    • Tara

      You can’t just “do what you want”. You are a family now. THEY are your priority -not your own selfish desires. I’m kinda feeling sorry for your significant other right now. You sound very immature. 

  • Msgonzo10

    I would add to this the list of the following things I “knew” but didn’t fully appreciate:
    1) You better believe that you will experience BOTH for better and for WORSE – that’s not marriage so much as it’s life. Period.
    2) You won’t know what “for worse” looks like until it comes and it will be different for every couple (for me it was my mom’s illness and subsequent passing)
    3) I don’t care if you live in a mansion, when you and your spouse aren’t getting along, you might as well be stuck in a jail cell together because there’s no peace in your home (which is supposed to be your sanctuary)
    4) Pick your battles VERY carefully, everything does not require a DEF CON 5 response no matter how right you think you are
    5) Quite frankly, everything doesn’t require your commentary either. Knowing when to bite your tongue until it bleeds is a skill worth mastering (for use when appropriate)
    6) Just because you didn’t intend to hurt feelings doesn’t make the feelings any less hurt – being quick to accept responsibility will go along way to improving ANY relationship

    • Kimd3423d234242332423435

      My friend just met a chocolate man on Blackwhitemeet.COMit’s where for men and women looking for interracial’ship for a fabulous lifestyle
      It’s a nice place for black white sing’les, to interact with each other…no bounds or extremes in front of true love.

  • GP

    Marriage Sucks.. Stay single

    • Dontcry

      Your marriage may suck…mine is great

  • Sugar_Spice

    LaShaun you hit the nail on the head with everything from me being obsessive to married men being the horniest.  I commend you for writing this refreshing article because these are the things people didn’t tell me.  I have seen too many couples divorce over money matters & finances should absolutely be figured out before you take that plunge.

  • Nia

    LOL@ #2 Good to know. LOL

    • L-Boogie

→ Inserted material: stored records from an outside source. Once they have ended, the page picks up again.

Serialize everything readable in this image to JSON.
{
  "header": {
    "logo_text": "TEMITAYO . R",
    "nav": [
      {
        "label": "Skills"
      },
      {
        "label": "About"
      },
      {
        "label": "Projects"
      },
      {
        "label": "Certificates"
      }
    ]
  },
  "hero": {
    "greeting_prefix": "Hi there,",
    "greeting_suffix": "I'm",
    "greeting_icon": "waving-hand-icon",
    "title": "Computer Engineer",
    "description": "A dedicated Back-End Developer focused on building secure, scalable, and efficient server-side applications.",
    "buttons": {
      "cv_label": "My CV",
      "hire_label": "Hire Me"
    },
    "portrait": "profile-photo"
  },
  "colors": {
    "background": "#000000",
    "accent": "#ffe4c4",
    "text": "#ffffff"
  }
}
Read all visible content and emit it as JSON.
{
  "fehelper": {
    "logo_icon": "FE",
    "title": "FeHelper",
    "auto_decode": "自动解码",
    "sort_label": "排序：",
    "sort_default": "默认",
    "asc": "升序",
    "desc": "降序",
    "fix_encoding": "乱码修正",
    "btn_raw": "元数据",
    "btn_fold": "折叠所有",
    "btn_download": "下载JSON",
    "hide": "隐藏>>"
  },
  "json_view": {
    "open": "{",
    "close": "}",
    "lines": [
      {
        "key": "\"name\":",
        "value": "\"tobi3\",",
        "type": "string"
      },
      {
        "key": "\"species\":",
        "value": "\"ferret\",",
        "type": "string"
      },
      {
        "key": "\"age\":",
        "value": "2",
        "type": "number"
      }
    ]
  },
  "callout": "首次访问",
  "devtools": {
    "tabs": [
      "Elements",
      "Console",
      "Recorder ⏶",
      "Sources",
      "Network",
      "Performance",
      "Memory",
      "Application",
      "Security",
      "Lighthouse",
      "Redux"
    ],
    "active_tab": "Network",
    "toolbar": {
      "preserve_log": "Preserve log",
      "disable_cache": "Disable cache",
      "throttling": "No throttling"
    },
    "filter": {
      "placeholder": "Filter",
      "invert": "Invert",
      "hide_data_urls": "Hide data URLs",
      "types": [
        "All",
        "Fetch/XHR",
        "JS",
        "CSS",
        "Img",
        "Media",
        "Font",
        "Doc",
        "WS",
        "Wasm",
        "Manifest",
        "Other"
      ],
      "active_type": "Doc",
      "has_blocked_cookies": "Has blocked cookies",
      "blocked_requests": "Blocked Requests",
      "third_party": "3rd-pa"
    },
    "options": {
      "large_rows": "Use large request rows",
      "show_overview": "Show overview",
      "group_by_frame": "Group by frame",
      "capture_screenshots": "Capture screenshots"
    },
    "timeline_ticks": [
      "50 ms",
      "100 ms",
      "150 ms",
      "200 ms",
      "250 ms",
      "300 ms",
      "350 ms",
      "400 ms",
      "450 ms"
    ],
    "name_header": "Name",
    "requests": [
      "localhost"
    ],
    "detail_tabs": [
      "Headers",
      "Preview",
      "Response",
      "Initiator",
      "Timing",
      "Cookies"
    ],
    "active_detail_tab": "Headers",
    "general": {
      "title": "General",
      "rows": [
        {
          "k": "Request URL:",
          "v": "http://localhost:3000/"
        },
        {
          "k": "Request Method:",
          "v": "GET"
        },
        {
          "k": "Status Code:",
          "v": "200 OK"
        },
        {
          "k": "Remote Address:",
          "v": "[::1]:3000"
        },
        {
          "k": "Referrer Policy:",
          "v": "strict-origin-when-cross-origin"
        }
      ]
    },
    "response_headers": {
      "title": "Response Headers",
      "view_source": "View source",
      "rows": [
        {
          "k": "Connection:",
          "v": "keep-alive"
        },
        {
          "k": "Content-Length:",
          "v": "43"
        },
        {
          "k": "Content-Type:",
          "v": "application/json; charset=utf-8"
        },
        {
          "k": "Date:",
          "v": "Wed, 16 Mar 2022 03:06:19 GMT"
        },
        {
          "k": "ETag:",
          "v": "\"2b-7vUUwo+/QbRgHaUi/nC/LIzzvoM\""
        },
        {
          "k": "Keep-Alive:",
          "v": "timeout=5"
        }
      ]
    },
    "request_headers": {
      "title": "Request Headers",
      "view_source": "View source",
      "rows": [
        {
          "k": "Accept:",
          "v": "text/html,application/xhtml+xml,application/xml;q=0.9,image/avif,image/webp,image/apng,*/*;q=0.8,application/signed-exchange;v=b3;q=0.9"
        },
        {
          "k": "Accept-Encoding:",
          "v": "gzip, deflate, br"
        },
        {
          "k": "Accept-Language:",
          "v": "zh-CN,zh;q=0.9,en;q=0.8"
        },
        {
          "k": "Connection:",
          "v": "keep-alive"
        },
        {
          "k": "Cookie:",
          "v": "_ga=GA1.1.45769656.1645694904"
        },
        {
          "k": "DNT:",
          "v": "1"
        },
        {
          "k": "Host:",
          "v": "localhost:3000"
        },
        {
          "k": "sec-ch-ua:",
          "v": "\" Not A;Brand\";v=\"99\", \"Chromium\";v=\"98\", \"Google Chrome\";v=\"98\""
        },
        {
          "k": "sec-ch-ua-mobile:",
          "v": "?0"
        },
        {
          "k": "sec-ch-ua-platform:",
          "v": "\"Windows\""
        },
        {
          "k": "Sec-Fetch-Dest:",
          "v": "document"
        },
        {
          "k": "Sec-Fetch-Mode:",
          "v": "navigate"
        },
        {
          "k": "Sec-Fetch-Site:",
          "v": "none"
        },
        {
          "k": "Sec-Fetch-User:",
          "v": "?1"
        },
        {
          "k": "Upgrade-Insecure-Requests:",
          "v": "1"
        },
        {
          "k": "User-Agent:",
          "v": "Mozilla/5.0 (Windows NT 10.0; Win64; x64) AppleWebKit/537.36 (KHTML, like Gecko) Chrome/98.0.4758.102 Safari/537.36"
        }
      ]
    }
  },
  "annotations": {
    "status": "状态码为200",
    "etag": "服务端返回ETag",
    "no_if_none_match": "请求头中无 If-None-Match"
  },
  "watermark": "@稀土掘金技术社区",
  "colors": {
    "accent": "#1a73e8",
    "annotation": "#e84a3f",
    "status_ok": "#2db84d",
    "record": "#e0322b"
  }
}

      I laughed at this point.  If I get married my husband would have to keep up with me.  LOL!

      • Nia

        LOL! My sentiments exactly!

      • Nia

        LOL! My sentiments exactly!


    I loved this article and I pray to God in the name of Jesus that I’m blessed with a marriage that God has planned for me.  I’ll remember all of the thousand of articles that has prepared me but most of all I’ll remember to pray.  I’m ready Lord!

  • Pahleeze

    VERY POSITIVE!! Thank the Lord someone wrote something refreshingly optimistic about marriage for us single folks. I am so tired of reading negative articles about marriage…kudos:-)